Records excerpted from a collection
┌──
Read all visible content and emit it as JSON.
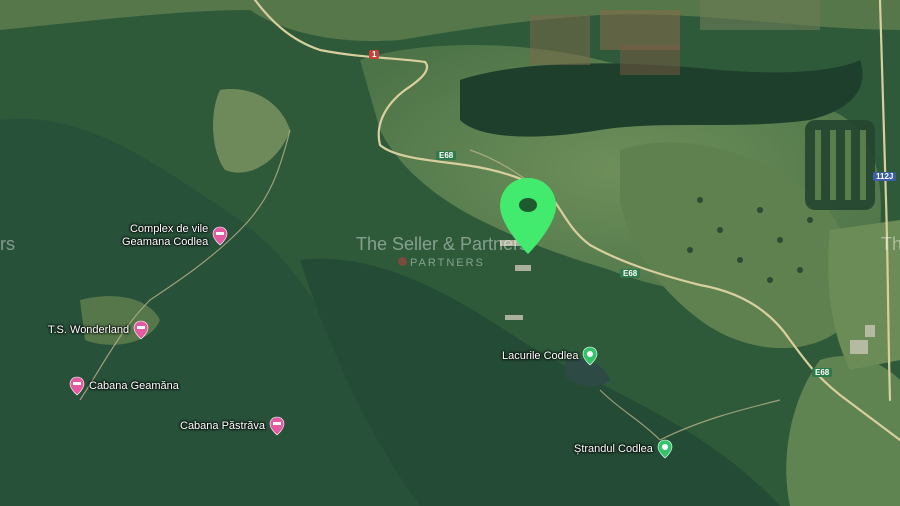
{
  "map": {
    "pois": [
      {
        "name": "Complex de vile\nGeamana Codlea",
        "line1": "Complex de vile",
        "line2": "Geamana Codlea",
        "type": "lodging",
        "color": "#e25aa0"
      },
      {
        "name": "T.S. Wonderland",
        "type": "lodging",
        "color": "#e25aa0"
      },
      {
        "name": "Cabana Geamăna",
        "type": "lodging",
        "color": "#e25aa0"
      },
      {
        "name": "Cabana Păstrăva",
        "type": "lodging",
        "color": "#e25aa0"
      },
      {
        "name": "Lacurile Codlea",
        "type": "park",
        "color": "#33c46a"
      },
      {
        "name": "Ștrandul Codlea",
        "type": "park",
        "color": "#33c46a"
      }
    ],
    "roads": {
      "e68_a": "E68",
      "e68_b": "E68",
      "e68_c": "E68",
      "route_1": "1",
      "route_112j": "112J"
    },
    "watermark": {
      "main": "The Seller & Partners",
      "sub": "PARTNERS",
      "edge_left": "rs",
      "edge_right": "Th"
    },
    "marker": {
      "color": "#3fe86c",
      "icon": "location-pin-icon"
    }
  }
}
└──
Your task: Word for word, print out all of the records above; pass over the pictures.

Exercise solution:
Read all visible content and emit it as JSON.
{
  "map": {
    "pois": [
      {
        "name": "Complex de vile\nGeamana Codlea",
        "line1": "Complex de vile",
        "line2": "Geamana Codlea",
        "type": "lodging",
        "color": "#e25aa0"
      },
      {
        "name": "T.S. Wonderland",
        "type": "lodging",
        "color": "#e25aa0"
      },
      {
        "name": "Cabana Geamăna",
        "type": "lodging",
        "color": "#e25aa0"
      },
      {
        "name": "Cabana Păstrăva",
        "type": "lodging",
        "color": "#e25aa0"
      },
      {
        "name": "Lacurile Codlea",
        "type": "park",
        "color": "#33c46a"
      },
      {
        "name": "Ștrandul Codlea",
        "type": "park",
        "color": "#33c46a"
      }
    ],
    "roads": {
      "e68_a": "E68",
      "e68_b": "E68",
      "e68_c": "E68",
      "route_1": "1",
      "route_112j": "112J"
    },
    "watermark": {
      "main": "The Seller & Partners",
      "sub": "PARTNERS",
      "edge_left": "rs",
      "edge_right": "Th"
    },
    "marker": {
      "color": "#3fe86c",
      "icon": "location-pin-icon"
    }
  }
}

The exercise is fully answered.